Just over two weeks after party members voted against a review for John Cummins, the embattled leader issued an ultimatum on Sunday to his detractors: Join him, or resign.
“I am unwavering in my dedication to the B.C. Conservatives, and fully intend to lead my party into the next general election,” he said in a statement.
“Those few but vocal party members who are critical of my leadership and do not support me have until ... noon, Wednesday, to either get onside or quit our party and join another.”
The provincial party will refund the membership fees of any person who leaves, Mr. Cummins said. The party will also return any financial donations made within the last year.
More than 70 per cent of party members who voted turned down a review for Mr. Cummins at their September convention, which would have forced him to step down. Roughly one-third of eligible members cast ballots on Sept. 22. About 245 members attended the annual general meeting.
But the victory was shortlived, with the Tories’ only sitting MLA, John Van Dongen, quitting in protest. He now sits in the legislature as an Independent.
A group calling itself Friends of the B.C. Conservative Party, led by then-party vice-president Ben Besler, headed the rival group.
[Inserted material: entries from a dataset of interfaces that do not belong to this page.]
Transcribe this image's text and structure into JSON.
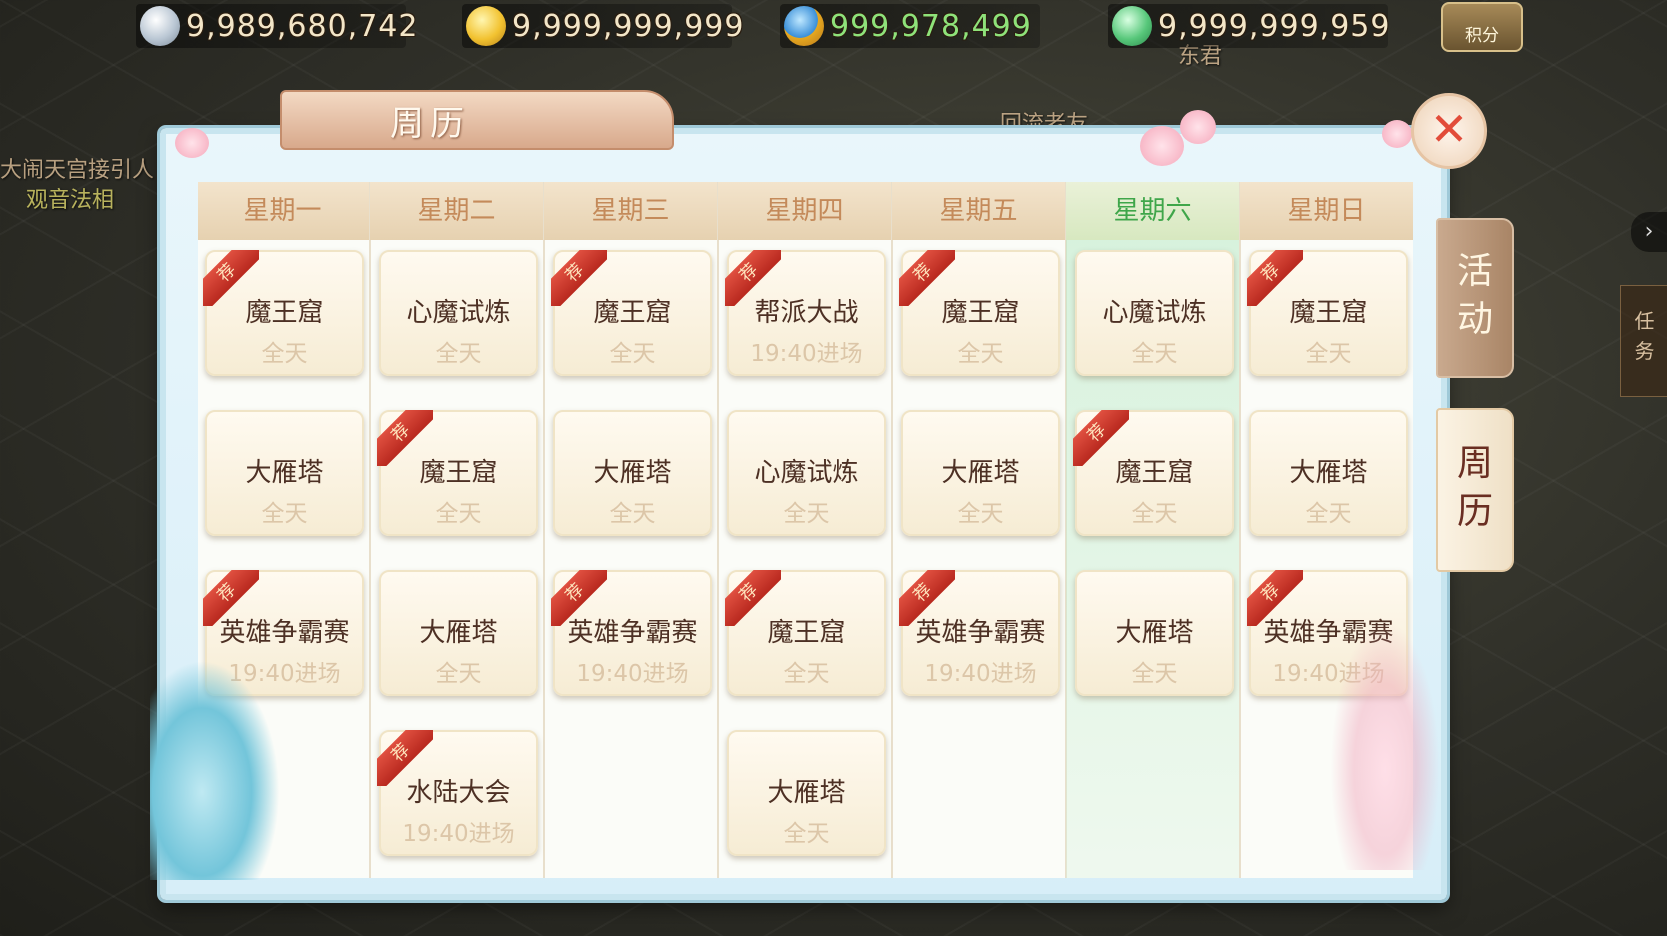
{
  "currencies": [
    {
      "icon": "silver-ingot-icon",
      "value": "9,989,680,742",
      "green": false
    },
    {
      "icon": "gold-ingot-icon",
      "value": "9,999,999,999",
      "green": false
    },
    {
      "icon": "coin-icon",
      "value": "999,978,499",
      "green": true
    },
    {
      "icon": "jade-icon",
      "value": "9,999,999,959",
      "green": false
    }
  ],
  "points_button": "积分",
  "background_labels": {
    "left_line1": "大闹天宫接引人",
    "left_line2": "观音法相",
    "center": "回流老友",
    "top_center": "东君"
  },
  "panel": {
    "title": "周历",
    "close": "✕",
    "side_tabs": [
      {
        "chars": [
          "活",
          "动"
        ],
        "active": false
      },
      {
        "chars": [
          "周",
          "历"
        ],
        "active": true
      }
    ],
    "today_index": 5,
    "days": [
      {
        "name": "星期一",
        "events": [
          {
            "name": "魔王窟",
            "time": "全天",
            "rec": true
          },
          {
            "name": "大雁塔",
            "time": "全天",
            "rec": false
          },
          {
            "name": "英雄争霸赛",
            "time": "19:40进场",
            "rec": true
          }
        ]
      },
      {
        "name": "星期二",
        "events": [
          {
            "name": "心魔试炼",
            "time": "全天",
            "rec": false
          },
          {
            "name": "魔王窟",
            "time": "全天",
            "rec": true
          },
          {
            "name": "大雁塔",
            "time": "全天",
            "rec": false
          },
          {
            "name": "水陆大会",
            "time": "19:40进场",
            "rec": true
          }
        ]
      },
      {
        "name": "星期三",
        "events": [
          {
            "name": "魔王窟",
            "time": "全天",
            "rec": true
          },
          {
            "name": "大雁塔",
            "time": "全天",
            "rec": false
          },
          {
            "name": "英雄争霸赛",
            "time": "19:40进场",
            "rec": true
          }
        ]
      },
      {
        "name": "星期四",
        "events": [
          {
            "name": "帮派大战",
            "time": "19:40进场",
            "rec": true
          },
          {
            "name": "心魔试炼",
            "time": "全天",
            "rec": false
          },
          {
            "name": "魔王窟",
            "time": "全天",
            "rec": true
          },
          {
            "name": "大雁塔",
            "time": "全天",
            "rec": false
          }
        ]
      },
      {
        "name": "星期五",
        "events": [
          {
            "name": "魔王窟",
            "time": "全天",
            "rec": true
          },
          {
            "name": "大雁塔",
            "time": "全天",
            "rec": false
          },
          {
            "name": "英雄争霸赛",
            "time": "19:40进场",
            "rec": true
          }
        ]
      },
      {
        "name": "星期六",
        "events": [
          {
            "name": "心魔试炼",
            "time": "全天",
            "rec": false
          },
          {
            "name": "魔王窟",
            "time": "全天",
            "rec": true
          },
          {
            "name": "大雁塔",
            "time": "全天",
            "rec": false
          }
        ]
      },
      {
        "name": "星期日",
        "events": [
          {
            "name": "魔王窟",
            "time": "全天",
            "rec": true
          },
          {
            "name": "大雁塔",
            "time": "全天",
            "rec": false
          },
          {
            "name": "英雄争霸赛",
            "time": "19:40进场",
            "rec": true
          }
        ]
      }
    ],
    "rec_label": "荐"
  },
  "right_edge": {
    "arrow": "›",
    "task_chars": [
      "任",
      "务"
    ]
  },
  "colors": {
    "today_header": "#3fa64a",
    "day_header": "#c48a5a",
    "rec_ribbon": "#d23a2e",
    "close_x": "#e24c3a"
  }
}
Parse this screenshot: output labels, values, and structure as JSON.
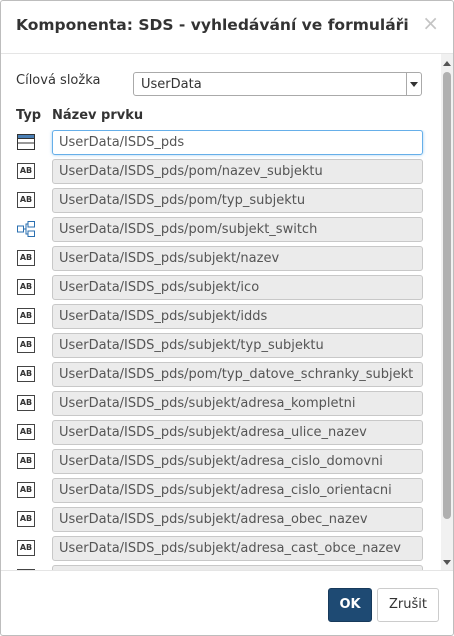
{
  "dialog": {
    "title": "Komponenta: SDS - vyhledávání ve formuláři",
    "close_symbol": "×"
  },
  "folder": {
    "label": "Cílová složka",
    "value": "UserData"
  },
  "columns": {
    "type": "Typ",
    "name": "Název prvku"
  },
  "rows": [
    {
      "icon": "form-icon",
      "value": "UserData/ISDS_pds"
    },
    {
      "icon": "text-field-icon",
      "value": "UserData/ISDS_pds/pom/nazev_subjektu",
      "icon_text": "AB"
    },
    {
      "icon": "text-field-icon",
      "value": "UserData/ISDS_pds/pom/typ_subjektu",
      "icon_text": "AB"
    },
    {
      "icon": "switch-icon",
      "value": "UserData/ISDS_pds/pom/subjekt_switch"
    },
    {
      "icon": "text-field-icon",
      "value": "UserData/ISDS_pds/subjekt/nazev",
      "icon_text": "AB"
    },
    {
      "icon": "text-field-icon",
      "value": "UserData/ISDS_pds/subjekt/ico",
      "icon_text": "AB"
    },
    {
      "icon": "text-field-icon",
      "value": "UserData/ISDS_pds/subjekt/idds",
      "icon_text": "AB"
    },
    {
      "icon": "text-field-icon",
      "value": "UserData/ISDS_pds/subjekt/typ_subjektu",
      "icon_text": "AB"
    },
    {
      "icon": "text-field-icon",
      "value": "UserData/ISDS_pds/pom/typ_datove_schranky_subjekt",
      "icon_text": "AB"
    },
    {
      "icon": "text-field-icon",
      "value": "UserData/ISDS_pds/subjekt/adresa_kompletni",
      "icon_text": "AB"
    },
    {
      "icon": "text-field-icon",
      "value": "UserData/ISDS_pds/subjekt/adresa_ulice_nazev",
      "icon_text": "AB"
    },
    {
      "icon": "text-field-icon",
      "value": "UserData/ISDS_pds/subjekt/adresa_cislo_domovni",
      "icon_text": "AB"
    },
    {
      "icon": "text-field-icon",
      "value": "UserData/ISDS_pds/subjekt/adresa_cislo_orientacni",
      "icon_text": "AB"
    },
    {
      "icon": "text-field-icon",
      "value": "UserData/ISDS_pds/subjekt/adresa_obec_nazev",
      "icon_text": "AB"
    },
    {
      "icon": "text-field-icon",
      "value": "UserData/ISDS_pds/subjekt/adresa_cast_obce_nazev",
      "icon_text": "AB"
    },
    {
      "icon": "text-field-icon",
      "value": "",
      "icon_text": "AB"
    }
  ],
  "buttons": {
    "ok": "OK",
    "cancel": "Zrušit"
  },
  "colors": {
    "primary_button": "#1e4a73",
    "focus_border": "#66afe9",
    "field_bg": "#ebebeb"
  }
}
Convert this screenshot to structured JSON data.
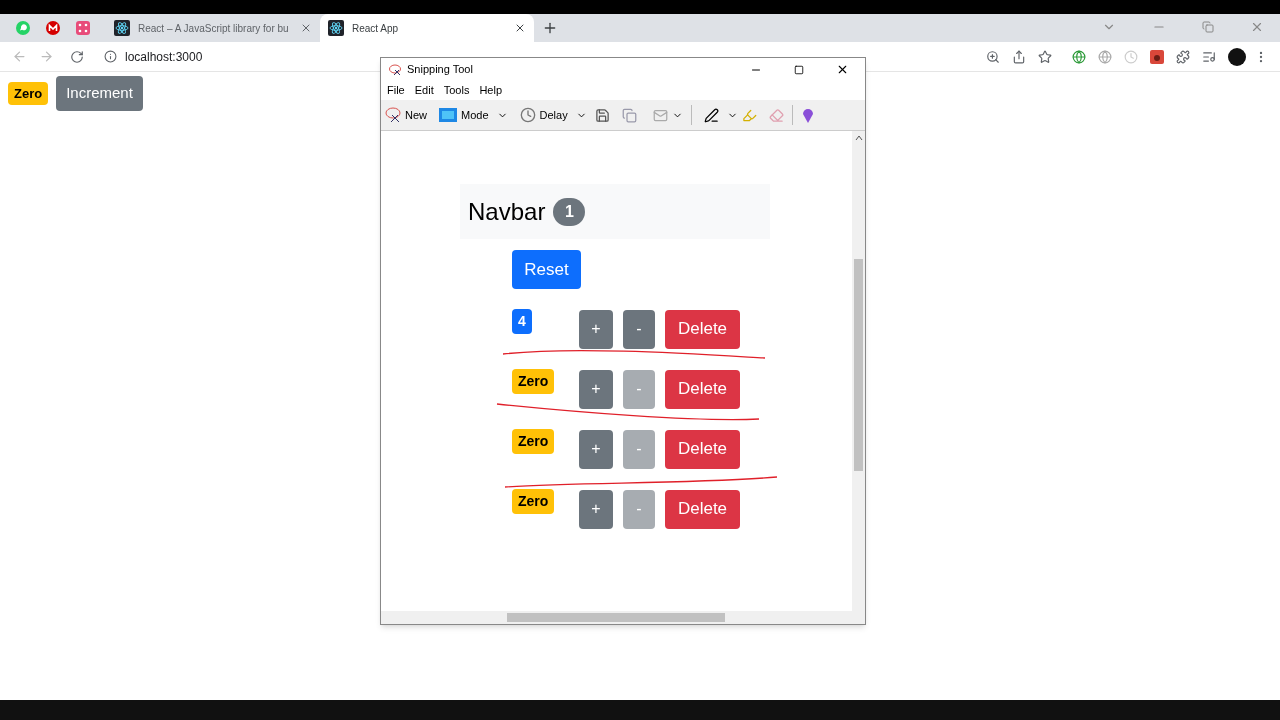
{
  "browser": {
    "tabs": [
      {
        "title": "React – A JavaScript library for bu",
        "selected": false
      },
      {
        "title": "React App",
        "selected": true
      }
    ],
    "address": "localhost:3000"
  },
  "page": {
    "badge": "Zero",
    "button": "Increment"
  },
  "snipping_tool": {
    "title": "Snipping Tool",
    "menu": [
      "File",
      "Edit",
      "Tools",
      "Help"
    ],
    "toolbar": [
      "New",
      "Mode",
      "Delay"
    ],
    "canvas": {
      "navbar": {
        "title": "Navbar",
        "count": "1"
      },
      "reset": "Reset",
      "rows": [
        {
          "value": "4",
          "color": "#0d6efd",
          "plus": "+",
          "minus": "-",
          "minus_disabled": false,
          "delete": "Delete"
        },
        {
          "value": "Zero",
          "color": "#ffc107",
          "plus": "+",
          "minus": "-",
          "minus_disabled": true,
          "delete": "Delete"
        },
        {
          "value": "Zero",
          "color": "#ffc107",
          "plus": "+",
          "minus": "-",
          "minus_disabled": true,
          "delete": "Delete"
        },
        {
          "value": "Zero",
          "color": "#ffc107",
          "plus": "+",
          "minus": "-",
          "minus_disabled": true,
          "delete": "Delete"
        }
      ]
    }
  }
}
Mr. Besler left the party last week, joining the B.C. Liberals.
“You know I have been in conversations with the BC Liberal party for the past few weeks,” he told Vancouver radio station CKNW at the time. “The reality is that I had made a conscious decision to leave the B.C. Conservative party. I have completely lost faith in that party as it is well documented.”
After the vote results came in, Mr. Cummins told reporters no leader can expect 100 per cent support and stated he was satisfied with the results.
Party President Al Siebring said the party encourages open discussion and a diversity of opinion.
But he said the leadership issue has been settled, and he doesn’t want the party to be distracted by a small group of dissidents.
He said in an interview a letter has been floating around still calling into question Mr. Cummins’ leadership.
“Fundamentally, to me, the question is can we continue to move forward with this sniping from the sidelines? No, we don’t want to do that,” he said.
He believes the detractors represent less than 8 per cent of the party’s membership.
Mr. Siebring sent e-mails to Tory constituency association presidents Saturday night, stating the process is at stake.
“If you can’t live with John Cummins as leader, that’s fine. But you know what? Then just do the honourable thing and resign.”
Mr. Siebring said the party’s board hasn’t yet discussed what they will do should the dissidents not take up Mr. Cummins’ offer.
There are about 4,000 B.C. Conservatives members.
B.C. is scheduled to hold its next election on May 14, 2013.